The UK Could Adopt the Scandinavian Plastic Recycling System

Picture1

The UK looks likely to adopt a Norwegian deposit-based system that refunds consumers who recycle their plastic bottles. A delegation of British ministers has recently visited the country, where government advisers say the scheme has massively reduced plastic litter in the environment and seas.

Norway recycles 97% of plastic bottles, double what the UK currently manages to recycle. In the UK over 35.8 million bottles are consumed every day, with 16 million of these failing to reach plastic recycling facilities.

The problem has worsened since the beginning of the year after China stopped accepting foreign waste. In recent years, China has taken 500,000 tons of plastic from the UK a year.

The Norwegian solution is believed to be one of the simplest and most cost-effective ways of reducing plastic waste. The method is very similar to glass bottle deposit systems that used to function across Europe, including in Britain. As plastic bottles became increasingly common, many countries stopped the deposit system, but in Norway it was transferred to plastic bottles.

Picture2

The Norwegian government decided that the best method would be to put a tax on every bottle that’s not recycled – then leave the operating details of the scheme up to business. Basically, the consumer pays a deposit on every bottle. A charge of 1 Norwegian Kroner (9p) is applied to each standard 500ml bottle, and a 2.5 Kroner deposit (23p) for larger bottles.

They return it empty and post it into a machine which reads the barcode and produces a coupon for the deposit. If the careless consumer has left liquid in the bottle, the machine eats it anyway – but hands the deposit to the shopkeeper who’ll need to empty the bottle.

Similar schemes are in operation in other Nordic nations, such as Germany, and some states in the US and Canada. The managers of the Norway operation say it could easily be applied to the UK.

Picture3

In Norway, the deposit-return machine accepts only two types of plastic bottle, with approved labels and even approved glue to fix the labels. This allows the labels to be stripped easily, and simplifies recycling.

Kjell Olav Maldum, chief executive of Infinitum, which runs the Norway bottle scheme, told BBC News: “There are other recycling schemes, but we believe ours is the most cost-efficient. 

“We think it could be copied in the UK – or anywhere. Our principle is that if drinks firms can get bottles to shops to sell their products, they can also collect those same bottles.”

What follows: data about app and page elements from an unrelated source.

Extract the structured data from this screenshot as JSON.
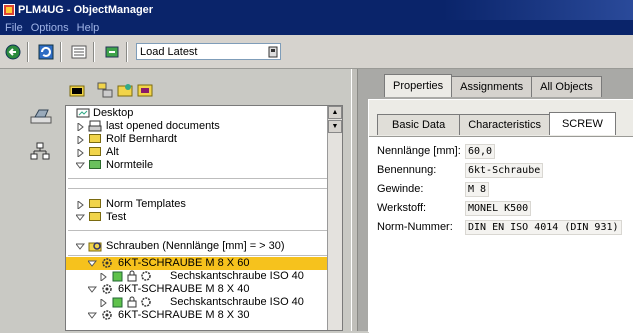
{
  "window": {
    "title": "PLM4UG - ObjectManager"
  },
  "menu": {
    "items": [
      "File",
      "Options",
      "Help"
    ]
  },
  "toolbar": {
    "load_select": "Load Latest"
  },
  "tree": {
    "rows": [
      {
        "label": "Desktop"
      },
      {
        "label": "last opened documents"
      },
      {
        "label": "Rolf Bernhardt"
      },
      {
        "label": "Alt"
      },
      {
        "label": "Normteile"
      },
      {
        "label": "Norm Templates"
      },
      {
        "label": "Test"
      },
      {
        "label": "Schrauben (Nennlänge [mm] = > 30)"
      },
      {
        "label": "6KT-SCHRAUBE  M 8 X 60"
      },
      {
        "label": "Sechskantschraube ISO 40"
      },
      {
        "label": "6KT-SCHRAUBE  M 8 X 40"
      },
      {
        "label": "Sechskantschraube ISO 40"
      },
      {
        "label": "6KT-SCHRAUBE  M 8 X 30"
      }
    ]
  },
  "tabs_main": [
    "Properties",
    "Assignments",
    "All Objects"
  ],
  "tabs_sub": [
    "Basic Data",
    "Characteristics",
    "SCREW"
  ],
  "properties": [
    {
      "label": "Nennlänge [mm]:",
      "value": "60,0"
    },
    {
      "label": "Benennung:",
      "value": "6kt-Schraube"
    },
    {
      "label": "Gewinde:",
      "value": "M 8"
    },
    {
      "label": "Werkstoff:",
      "value": "MONEL K500"
    },
    {
      "label": "Norm-Nummer:",
      "value": "DIN EN ISO 4014 (DIN 931)"
    }
  ],
  "colors": {
    "titlebar": "#0a246a",
    "selection": "#f6c21d",
    "folder": "#f1d44a"
  }
}
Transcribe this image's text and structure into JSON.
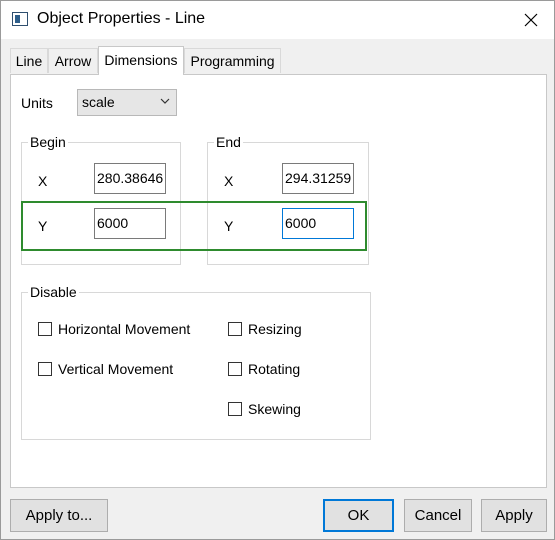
{
  "window": {
    "title": "Object Properties - Line"
  },
  "tabs": [
    {
      "label": "Line",
      "active": false
    },
    {
      "label": "Arrow",
      "active": false
    },
    {
      "label": "Dimensions",
      "active": true
    },
    {
      "label": "Programming",
      "active": false
    }
  ],
  "units": {
    "label": "Units",
    "value": "scale"
  },
  "begin": {
    "title": "Begin",
    "x_label": "X",
    "x_value": "280.38646",
    "y_label": "Y",
    "y_value": "6000"
  },
  "end": {
    "title": "End",
    "x_label": "X",
    "x_value": "294.31259",
    "y_label": "Y",
    "y_value": "6000"
  },
  "disable": {
    "title": "Disable",
    "options": [
      {
        "label": "Horizontal Movement",
        "checked": false
      },
      {
        "label": "Vertical Movement",
        "checked": false
      },
      {
        "label": "Resizing",
        "checked": false
      },
      {
        "label": "Rotating",
        "checked": false
      },
      {
        "label": "Skewing",
        "checked": false
      }
    ]
  },
  "buttons": {
    "apply_to": "Apply to...",
    "ok": "OK",
    "cancel": "Cancel",
    "apply": "Apply"
  },
  "colors": {
    "highlight": "#2e8b2e",
    "focus": "#0078d7"
  },
  "icons": {
    "app": "line-object-icon",
    "close": "close-icon",
    "dropdown": "chevron-down-icon"
  }
}
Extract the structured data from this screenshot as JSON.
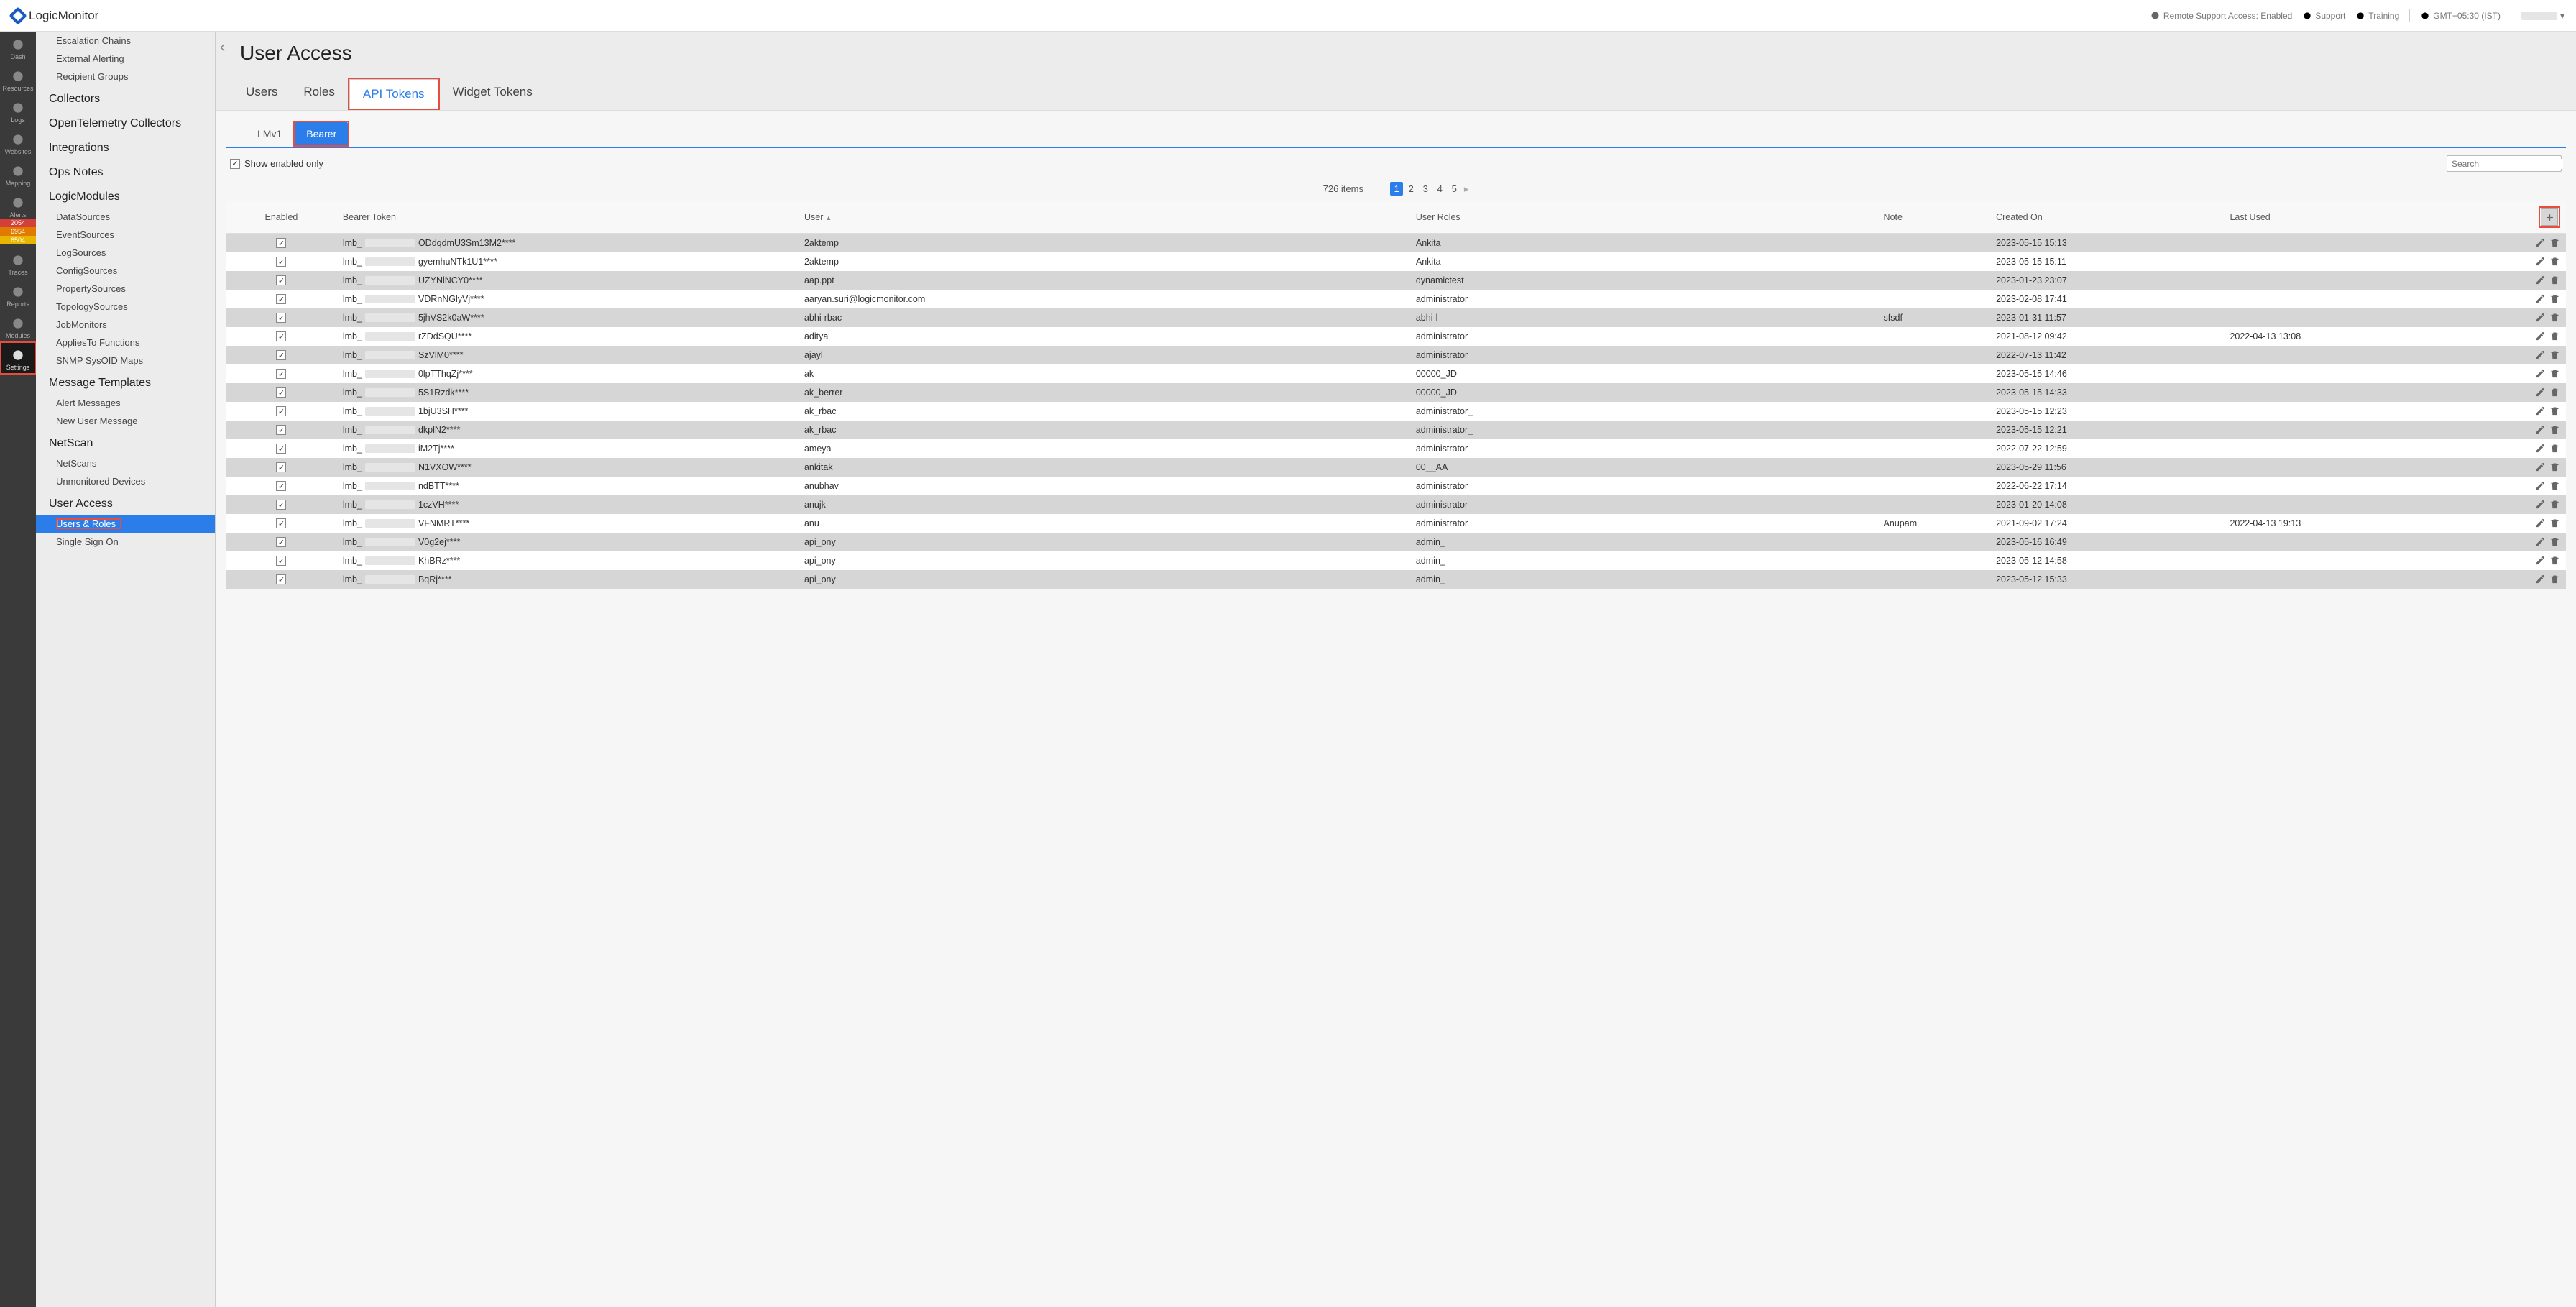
{
  "brand": "LogicMonitor",
  "top": {
    "remote_support": "Remote Support Access: Enabled",
    "support": "Support",
    "training": "Training",
    "timezone": "GMT+05:30 (IST)"
  },
  "rail": [
    {
      "label": "Dash"
    },
    {
      "label": "Resources"
    },
    {
      "label": "Logs"
    },
    {
      "label": "Websites"
    },
    {
      "label": "Mapping"
    },
    {
      "label": "Alerts",
      "badges": [
        "2054",
        "6954",
        "6504"
      ]
    },
    {
      "label": "Traces"
    },
    {
      "label": "Reports"
    },
    {
      "label": "Modules"
    },
    {
      "label": "Settings",
      "active": true
    }
  ],
  "sidebar_top": [
    "Escalation Chains",
    "External Alerting",
    "Recipient Groups"
  ],
  "sidebar_groups": [
    {
      "title": "Collectors"
    },
    {
      "title": "OpenTelemetry Collectors"
    },
    {
      "title": "Integrations"
    },
    {
      "title": "Ops Notes"
    },
    {
      "title": "LogicModules",
      "subs": [
        "DataSources",
        "EventSources",
        "LogSources",
        "ConfigSources",
        "PropertySources",
        "TopologySources",
        "JobMonitors",
        "AppliesTo Functions",
        "SNMP SysOID Maps"
      ]
    },
    {
      "title": "Message Templates",
      "subs": [
        "Alert Messages",
        "New User Message"
      ]
    },
    {
      "title": "NetScan",
      "subs": [
        "NetScans",
        "Unmonitored Devices"
      ]
    },
    {
      "title": "User Access",
      "subs": [
        "Users & Roles",
        "Single Sign On"
      ],
      "selected_sub": 0
    }
  ],
  "page_title": "User Access",
  "tabs": [
    "Users",
    "Roles",
    "API Tokens",
    "Widget Tokens"
  ],
  "active_tab": 2,
  "subtabs": [
    "LMv1",
    "Bearer"
  ],
  "active_subtab": 1,
  "show_enabled_label": "Show enabled only",
  "show_enabled_checked": true,
  "search_placeholder": "Search",
  "item_count": "726 items",
  "pages": [
    "1",
    "2",
    "3",
    "4",
    "5"
  ],
  "active_page": 0,
  "columns": {
    "enabled": "Enabled",
    "token": "Bearer Token",
    "user": "User",
    "roles": "User Roles",
    "note": "Note",
    "created": "Created On",
    "last": "Last Used"
  },
  "rows": [
    {
      "pre": "lmb_",
      "suf": "ODdqdmU3Sm13M2****",
      "user": "2aktemp",
      "roles": "Ankita",
      "note": "",
      "created": "2023-05-15 15:13",
      "last": ""
    },
    {
      "pre": "lmb_",
      "suf": "gyemhuNTk1U1****",
      "user": "2aktemp",
      "roles": "Ankita",
      "note": "",
      "created": "2023-05-15 15:11",
      "last": ""
    },
    {
      "pre": "lmb_",
      "suf": "UZYNlNCY0****",
      "user": "aap.ppt",
      "roles": "dynamictest",
      "note": "",
      "created": "2023-01-23 23:07",
      "last": ""
    },
    {
      "pre": "lmb_",
      "suf": "VDRnNGlyVj****",
      "user": "aaryan.suri@logicmonitor.com",
      "roles": "administrator",
      "note": "",
      "created": "2023-02-08 17:41",
      "last": ""
    },
    {
      "pre": "lmb_",
      "suf": "5jhVS2k0aW****",
      "user": "abhi-rbac",
      "roles": "abhi-l",
      "note": "sfsdf",
      "created": "2023-01-31 11:57",
      "last": ""
    },
    {
      "pre": "lmb_",
      "suf": "rZDdSQU****",
      "user": "aditya",
      "roles": "administrator",
      "note": "",
      "created": "2021-08-12 09:42",
      "last": "2022-04-13 13:08"
    },
    {
      "pre": "lmb_",
      "suf": "SzVlM0****",
      "user": "ajayl",
      "roles": "administrator",
      "note": "",
      "created": "2022-07-13 11:42",
      "last": ""
    },
    {
      "pre": "lmb_",
      "suf": "0lpTThqZj****",
      "user": "ak",
      "roles": "00000_JD",
      "note": "",
      "created": "2023-05-15 14:46",
      "last": ""
    },
    {
      "pre": "lmb_",
      "suf": "5S1Rzdk****",
      "user": "ak_berrer",
      "roles": "00000_JD",
      "note": "",
      "created": "2023-05-15 14:33",
      "last": ""
    },
    {
      "pre": "lmb_",
      "suf": "1bjU3SH****",
      "user": "ak_rbac",
      "roles": "administrator_",
      "note": "",
      "created": "2023-05-15 12:23",
      "last": ""
    },
    {
      "pre": "lmb_",
      "suf": "dkplN2****",
      "user": "ak_rbac",
      "roles": "administrator_",
      "note": "",
      "created": "2023-05-15 12:21",
      "last": ""
    },
    {
      "pre": "lmb_",
      "suf": "iM2Tj****",
      "user": "ameya",
      "roles": "administrator",
      "note": "",
      "created": "2022-07-22 12:59",
      "last": ""
    },
    {
      "pre": "lmb_",
      "suf": "N1VXOW****",
      "user": "ankitak",
      "roles": "00__AA",
      "note": "",
      "created": "2023-05-29 11:56",
      "last": ""
    },
    {
      "pre": "lmb_",
      "suf": "ndBTT****",
      "user": "anubhav",
      "roles": "administrator",
      "note": "",
      "created": "2022-06-22 17:14",
      "last": ""
    },
    {
      "pre": "lmb_",
      "suf": "1czVH****",
      "user": "anujk",
      "roles": "administrator",
      "note": "",
      "created": "2023-01-20 14:08",
      "last": ""
    },
    {
      "pre": "lmb_",
      "suf": "VFNMRT****",
      "user": "anu",
      "roles": "administrator",
      "note": "Anupam",
      "created": "2021-09-02 17:24",
      "last": "2022-04-13 19:13"
    },
    {
      "pre": "lmb_",
      "suf": "V0g2ej****",
      "user": "api_ony",
      "roles": "admin_",
      "note": "",
      "created": "2023-05-16 16:49",
      "last": ""
    },
    {
      "pre": "lmb_",
      "suf": "KhBRz****",
      "user": "api_ony",
      "roles": "admin_",
      "note": "",
      "created": "2023-05-12 14:58",
      "last": ""
    },
    {
      "pre": "lmb_",
      "suf": "BqRj****",
      "user": "api_ony",
      "roles": "admin_",
      "note": "",
      "created": "2023-05-12 15:33",
      "last": ""
    }
  ]
}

Scotland has already committed to a deposit return scheme, without details so far. But politicians in Westminster have been more cautious amid lobbying by drinks manufacturers and fears from small shops about the administrative burden.

Picture4

In Norway, small shopkeepers are said to generally favour the deposit return system. They get paid a small fee for each bottle, and are also said to benefit from increased footfall from people returning bottles.

Sajana Pariyar, who works at the Joker minimarket in central Oslo said: “It’s a good thing. People return the bottle and with the money they get from it they buy things from us. It increases the number of people in our shops. It’s good for business.”

Some schools have now installed bottle collecting racks at the school gates to avoid plastic bottles going into general rubbish bins.

The most virtuous consumers are older beer drinkers who can stash their cans at home before returning them later. Just 3% of Norway’s plastic bottles elude the deposit return scheme, but even so the absolute numbers are still very high!

So, what is the rest of Europe waiting for? It’s time to follow the Scandinavian method!

Picture5

Sources: